Adam Heine said...

@Daniel: Those are some good notes, Daniel. I've also heard the orange properties are the most likely to be landed on (because of the 2d6 plus where the cards have a tendency to land you).

@Margo: Glad you're here, Margo! And it's true, for a kid games of pure (or near-pure) chance are more fun because they even the playing field. As an adult, they get boring fast.

Leslie Rose said...

I just liked being the scotty dog. I have to say Monopoly always ended up with fights and hard feelings in my house. Enjoying your blog, Adam.

Adam Heine said...

Glad you're enjoying it, Leslie. And you bring up a good point: Monopoly does have awesome playing pieces (I'm partial to the battleship, myself).

Tim said...

Adam, the Orange properties are definitely the most landed on properties and actually the most valuable from a ROI standpoint. This is for a couple of reasons. First, they're relatively cheap to buy and build on. Second, as you pointed out, they are very likely to be landed on. This is because they are right in the sweet spot for people getting out of jail.

Park Place/Boardwalk are actually the second most valuable properties because of the hit that your opponents take when they hit on a hotel there. It also only has 2 properties in the color group (easier to own and start to build), plus there's a chance card that sends people to Boardwalk. The only real downside to it is that it's after the Go to Jail space.

By the way, that's also what makes the Dark Greens the worst group to own. Right after jail, expensive to build, and you need 3 of them.

Deniz Bevan said...

Great post! This is why Monopoly is only gun with family, when you had weird rules and can loan money without complicated math, whiling away hours on a rainy day [g]

Adam Heine said...

@Tim: You're right.
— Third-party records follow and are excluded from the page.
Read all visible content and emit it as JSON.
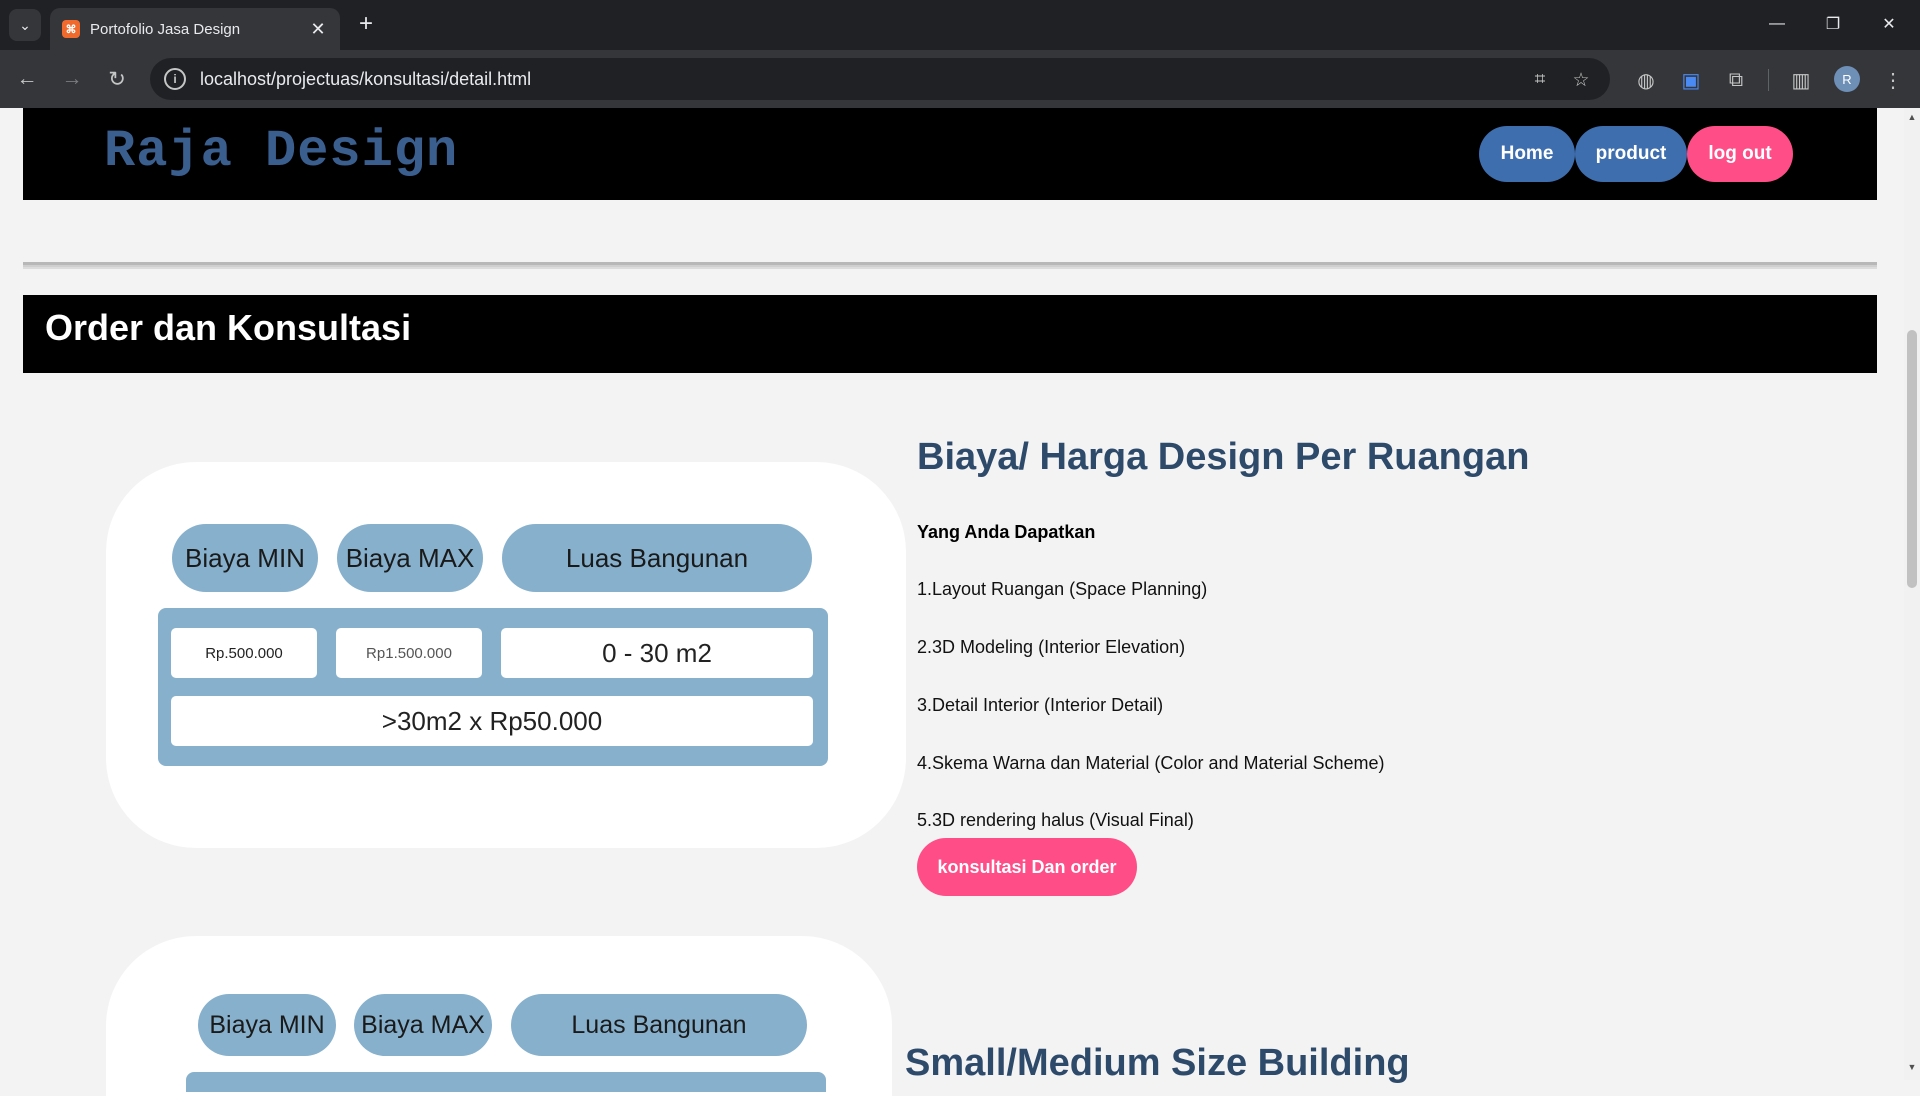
{
  "browser": {
    "tab_title": "Portofolio Jasa Design",
    "favicon_glyph": "⌘",
    "url": "localhost/projectuas/konsultasi/detail.html",
    "avatar_initial": "R"
  },
  "site": {
    "logo": "Raja Design",
    "nav": {
      "home": "Home",
      "product": "product",
      "logout": "log out"
    },
    "section_title": "Order dan Konsultasi"
  },
  "cards": [
    {
      "labels": [
        "Biaya MIN",
        "Biaya MAX",
        "Luas Bangunan"
      ],
      "min_price": "Rp.500.000",
      "max_price": "Rp1.500.000",
      "area": "0 - 30 m2",
      "extra": ">30m2 x Rp50.000"
    },
    {
      "labels": [
        "Biaya MIN",
        "Biaya MAX",
        "Luas Bangunan"
      ]
    }
  ],
  "detail": {
    "heading": "Biaya/ Harga Design Per Ruangan",
    "subheading": "Yang Anda Dapatkan",
    "items": [
      "1.Layout Ruangan (Space Planning)",
      "2.3D Modeling (Interior Elevation)",
      "3.Detail Interior (Interior Detail)",
      "4.Skema Warna dan Material (Color and Material Scheme)",
      "5.3D rendering halus (Visual Final)"
    ],
    "cta": "konsultasi Dan order",
    "next_heading": "Small/Medium Size Building"
  },
  "colors": {
    "header_bg": "#000000",
    "logo": "#3a5f8f",
    "nav_blue": "#3e6eae",
    "accent_pink": "#ff4d88",
    "pill_blue": "#86b0cc",
    "heading_blue": "#2e4a6b"
  }
}
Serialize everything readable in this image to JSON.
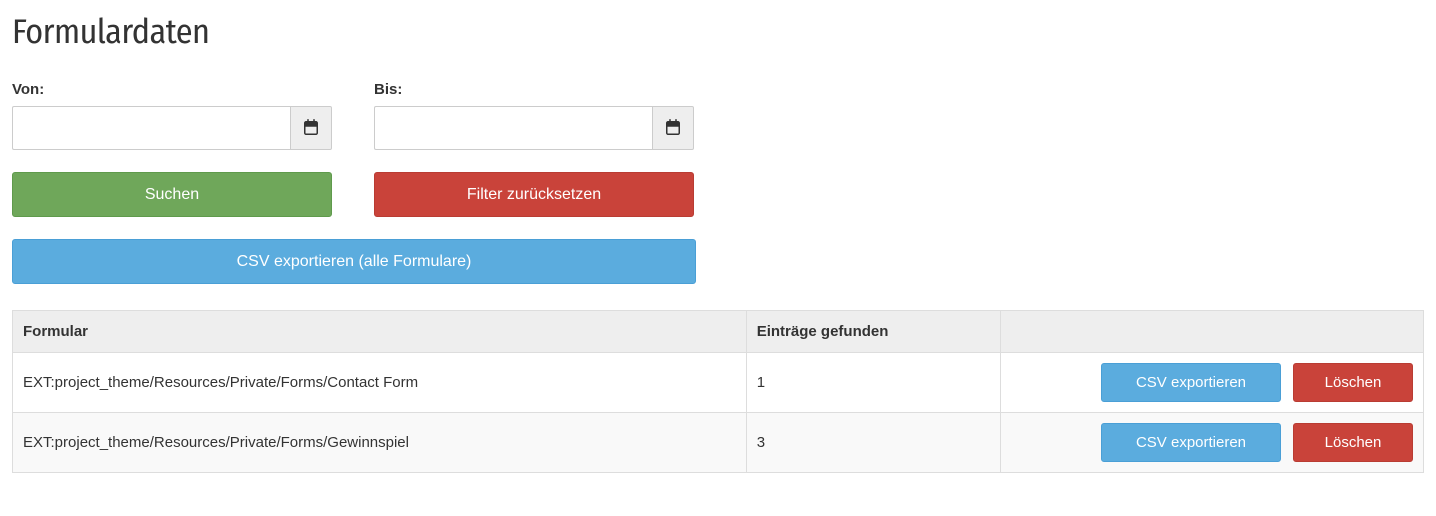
{
  "page": {
    "title": "Formulardaten"
  },
  "filter": {
    "from_label": "Von:",
    "to_label": "Bis:",
    "from_value": "",
    "to_value": "",
    "search_label": "Suchen",
    "reset_label": "Filter zurücksetzen",
    "export_all_label": "CSV exportieren (alle Formulare)"
  },
  "table": {
    "header_form": "Formular",
    "header_count": "Einträge gefunden",
    "row_export_label": "CSV exportieren",
    "row_delete_label": "Löschen",
    "rows": [
      {
        "form": "EXT:project_theme/Resources/Private/Forms/Contact Form",
        "count": "1"
      },
      {
        "form": "EXT:project_theme/Resources/Private/Forms/Gewinnspiel",
        "count": "3"
      }
    ]
  }
}
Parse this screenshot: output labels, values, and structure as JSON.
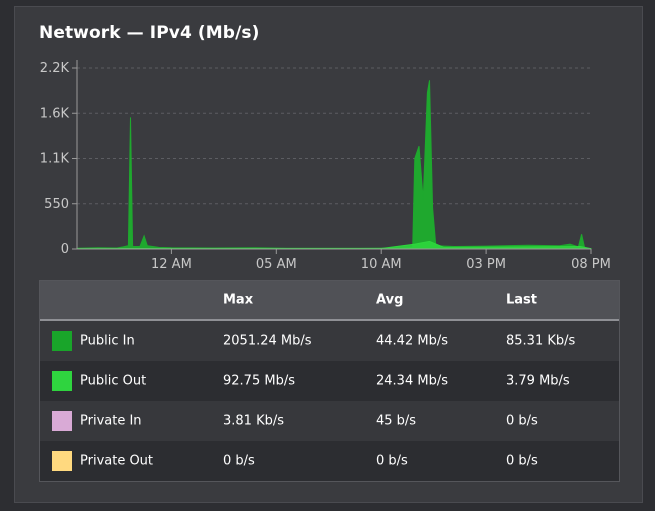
{
  "panel": {
    "title": "Network — IPv4 (Mb/s)"
  },
  "chart_data": {
    "type": "area",
    "title": "Network — IPv4 (Mb/s)",
    "y_ticks": [
      "0",
      "550",
      "1.1K",
      "1.6K",
      "2.2K"
    ],
    "y_tick_values": [
      0,
      550,
      1100,
      1650,
      2200
    ],
    "ylim": [
      0,
      2200
    ],
    "x_ticks": [
      "12 AM",
      "05 AM",
      "10 AM",
      "03 PM",
      "08 PM"
    ],
    "x_tick_hours": [
      0,
      5,
      10,
      15,
      20
    ],
    "xlim_hours": [
      -4.5,
      20
    ],
    "grid": true,
    "series": [
      {
        "name": "Public In",
        "color": "#1fa82e",
        "points": [
          [
            -4.5,
            10
          ],
          [
            -3.5,
            15
          ],
          [
            -2.6,
            12
          ],
          [
            -2.3,
            25
          ],
          [
            -2.05,
            40
          ],
          [
            -1.95,
            1600
          ],
          [
            -1.85,
            30
          ],
          [
            -1.5,
            30
          ],
          [
            -1.3,
            160
          ],
          [
            -1.15,
            40
          ],
          [
            -0.6,
            20
          ],
          [
            0,
            15
          ],
          [
            2,
            12
          ],
          [
            4,
            14
          ],
          [
            5.5,
            10
          ],
          [
            7,
            8
          ],
          [
            9,
            10
          ],
          [
            11,
            12
          ],
          [
            11.5,
            20
          ],
          [
            11.6,
            1100
          ],
          [
            11.8,
            1250
          ],
          [
            12.0,
            600
          ],
          [
            12.2,
            1900
          ],
          [
            12.3,
            2051
          ],
          [
            12.45,
            500
          ],
          [
            12.6,
            40
          ],
          [
            13.5,
            30
          ],
          [
            15,
            35
          ],
          [
            17,
            45
          ],
          [
            18.5,
            40
          ],
          [
            19.0,
            60
          ],
          [
            19.4,
            25
          ],
          [
            19.55,
            180
          ],
          [
            19.7,
            10
          ],
          [
            20,
            5
          ]
        ]
      },
      {
        "name": "Public Out",
        "color": "#2ed63d",
        "points": [
          [
            -4.5,
            5
          ],
          [
            0,
            6
          ],
          [
            10,
            6
          ],
          [
            11.6,
            60
          ],
          [
            12.3,
            92
          ],
          [
            13,
            20
          ],
          [
            19.5,
            30
          ],
          [
            20,
            4
          ]
        ]
      },
      {
        "name": "Private In",
        "color": "#d7a8d9",
        "points": [
          [
            -4.5,
            0
          ],
          [
            20,
            0
          ]
        ]
      },
      {
        "name": "Private Out",
        "color": "#ffd67a",
        "points": [
          [
            -4.5,
            0
          ],
          [
            20,
            0
          ]
        ]
      }
    ]
  },
  "legend": {
    "headers": {
      "name": "",
      "max": "Max",
      "avg": "Avg",
      "last": "Last"
    },
    "rows": [
      {
        "name": "Public In",
        "color": "#19a52a",
        "max": "2051.24 Mb/s",
        "avg": "44.42 Mb/s",
        "last": "85.31 Kb/s"
      },
      {
        "name": "Public Out",
        "color": "#2fd43f",
        "max": "92.75 Mb/s",
        "avg": "24.34 Mb/s",
        "last": "3.79 Mb/s"
      },
      {
        "name": "Private In",
        "color": "#d9aad6",
        "max": "3.81 Kb/s",
        "avg": "45 b/s",
        "last": "0 b/s"
      },
      {
        "name": "Private Out",
        "color": "#ffd97f",
        "max": "0 b/s",
        "avg": "0 b/s",
        "last": "0 b/s"
      }
    ]
  }
}
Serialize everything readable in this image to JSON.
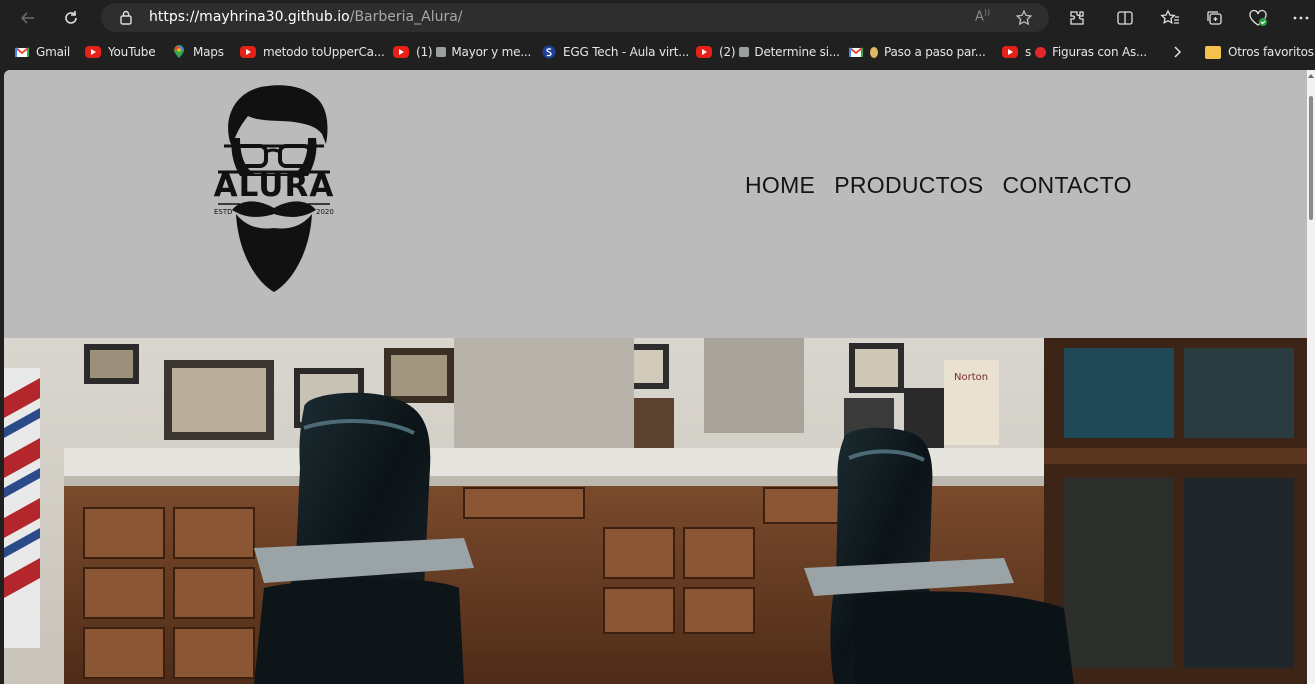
{
  "browser": {
    "url_host": "https://mayhrina30.github.io",
    "url_path": "/Barberia_Alura/",
    "icons": {
      "back": "back-arrow-icon",
      "reload": "reload-icon",
      "lock": "lock-icon",
      "read_aloud": "read-aloud-icon",
      "favorite": "star-icon",
      "extensions": "puzzle-icon",
      "split": "split-screen-icon",
      "favorites": "favorites-icon",
      "collections": "collections-icon",
      "health": "browser-essentials-icon",
      "more": "more-icon"
    }
  },
  "bookmarks": [
    {
      "label": "Gmail",
      "icon": "gmail-icon"
    },
    {
      "label": "YouTube",
      "icon": "youtube-icon"
    },
    {
      "label": "Maps",
      "icon": "maps-icon"
    },
    {
      "label": "metodo toUpperCa...",
      "icon": "youtube-icon"
    },
    {
      "prefix": "(1)",
      "label": "Mayor y me...",
      "icon": "youtube-icon"
    },
    {
      "label": "EGG Tech - Aula virt...",
      "icon": "egg-icon"
    },
    {
      "prefix": "(2)",
      "label": "Determine si...",
      "icon": "youtube-icon"
    },
    {
      "label": "Paso a paso par...",
      "icon": "gmail-icon"
    },
    {
      "prefix": "s",
      "label": "Figuras con As...",
      "icon": "youtube-icon"
    }
  ],
  "other_favorites": "Otros favoritos",
  "site": {
    "logo": {
      "word": "ALURA",
      "estd": "ESTD",
      "year": "2020"
    },
    "nav": [
      "HOME",
      "PRODUCTOS",
      "CONTACTO"
    ],
    "hero_alt": "barbershop-interior-photo"
  },
  "colors": {
    "header_bg": "#bbbbbb",
    "browser_bg": "#202020",
    "nav_text": "#141414"
  }
}
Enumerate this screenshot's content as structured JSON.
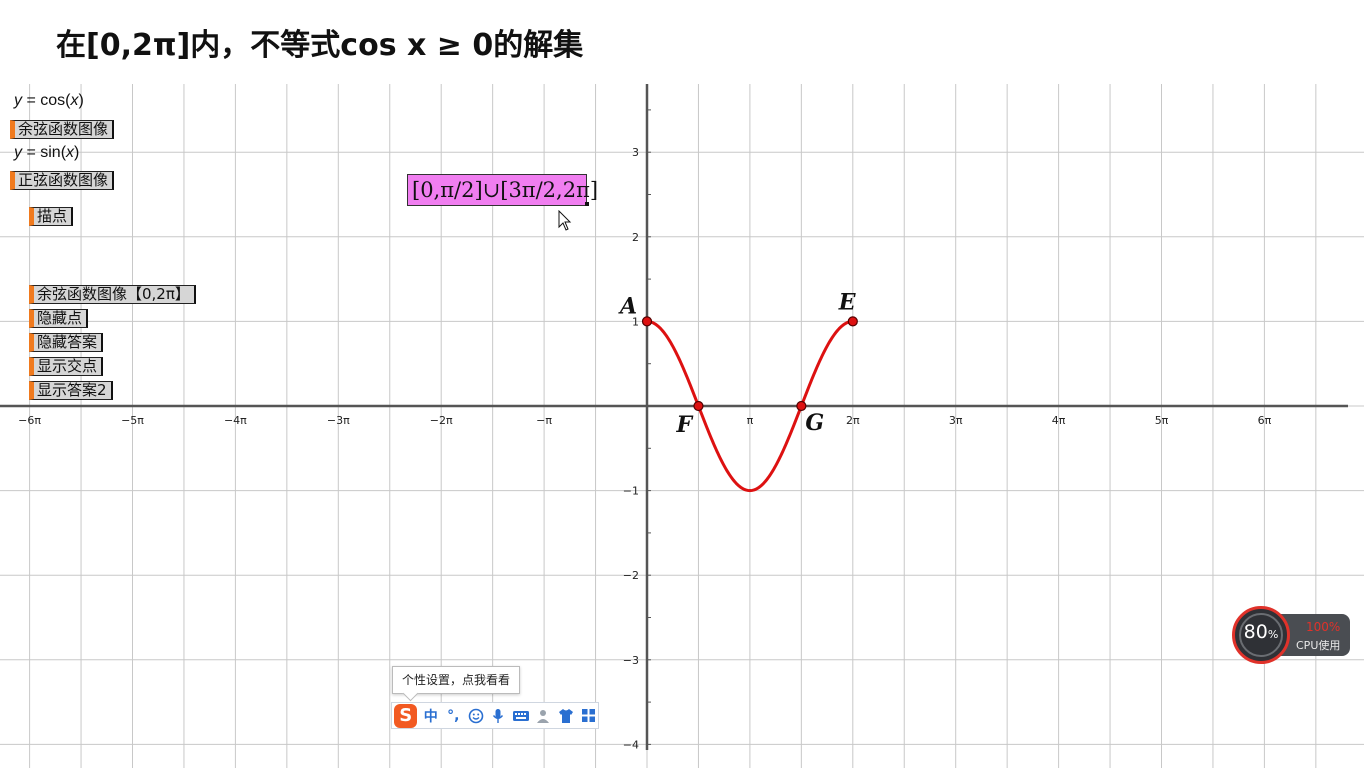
{
  "page": {
    "title": "在[0,2π]内，不等式cos x ≥ 0的解集"
  },
  "algebra": {
    "cos_eq": {
      "var": "y",
      "eq": " = cos(",
      "arg": "x",
      "close": ")"
    },
    "sin_eq": {
      "var": "y",
      "eq": " = sin(",
      "arg": "x",
      "close": ")"
    }
  },
  "buttons": {
    "cos_graph": "余弦函数图像",
    "sin_graph": "正弦函数图像",
    "plot_points": "描点",
    "cos_graph_interval": "余弦函数图像【0,2π】",
    "hide_points": "隐藏点",
    "hide_answer": "隐藏答案",
    "show_intersections": "显示交点",
    "show_answer2": "显示答案2"
  },
  "answer": {
    "text": "[0,π/2]∪[3π/2,2π]",
    "color": "#f07ef0"
  },
  "graph": {
    "x_ticks": [
      {
        "value": -6,
        "label": "−6π"
      },
      {
        "value": -5,
        "label": "−5π"
      },
      {
        "value": -4,
        "label": "−4π"
      },
      {
        "value": -3,
        "label": "−3π"
      },
      {
        "value": -2,
        "label": "−2π"
      },
      {
        "value": -1,
        "label": "−π"
      },
      {
        "value": 1,
        "label": "π"
      },
      {
        "value": 2,
        "label": "2π"
      },
      {
        "value": 3,
        "label": "3π"
      },
      {
        "value": 4,
        "label": "4π"
      },
      {
        "value": 5,
        "label": "5π"
      },
      {
        "value": 6,
        "label": "6π"
      }
    ],
    "y_ticks": [
      {
        "value": 3,
        "label": "3"
      },
      {
        "value": 2,
        "label": "2"
      },
      {
        "value": 1,
        "label": "1"
      },
      {
        "value": -1,
        "label": "−1"
      },
      {
        "value": -2,
        "label": "−2"
      },
      {
        "value": -3,
        "label": "−3"
      },
      {
        "value": -4,
        "label": "−4"
      }
    ],
    "curve_color": "#dd1111",
    "points": [
      {
        "name": "A",
        "x_pi": 0,
        "y": 1
      },
      {
        "name": "F",
        "x_pi": 0.5,
        "y": 0
      },
      {
        "name": "G",
        "x_pi": 1.5,
        "y": 0
      },
      {
        "name": "E",
        "x_pi": 2,
        "y": 1
      }
    ]
  },
  "ime": {
    "tooltip": "个性设置，点我看看",
    "logo": "S",
    "mode": "中",
    "punct": "°,",
    "icons": [
      "emoji-icon",
      "microphone-icon",
      "keyboard-icon",
      "user-icon",
      "skin-icon",
      "apps-icon"
    ]
  },
  "cpu": {
    "percent": "80",
    "unit": "%",
    "load": "100%",
    "caption": "CPU使用",
    "alert_color": "#e0322a"
  }
}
The jail space is (one of) the clincher(s).

@Deniz: That reminds me of how the Simpsons played it, where Bart loaned money to mom because he liked her, but he cut Homer off.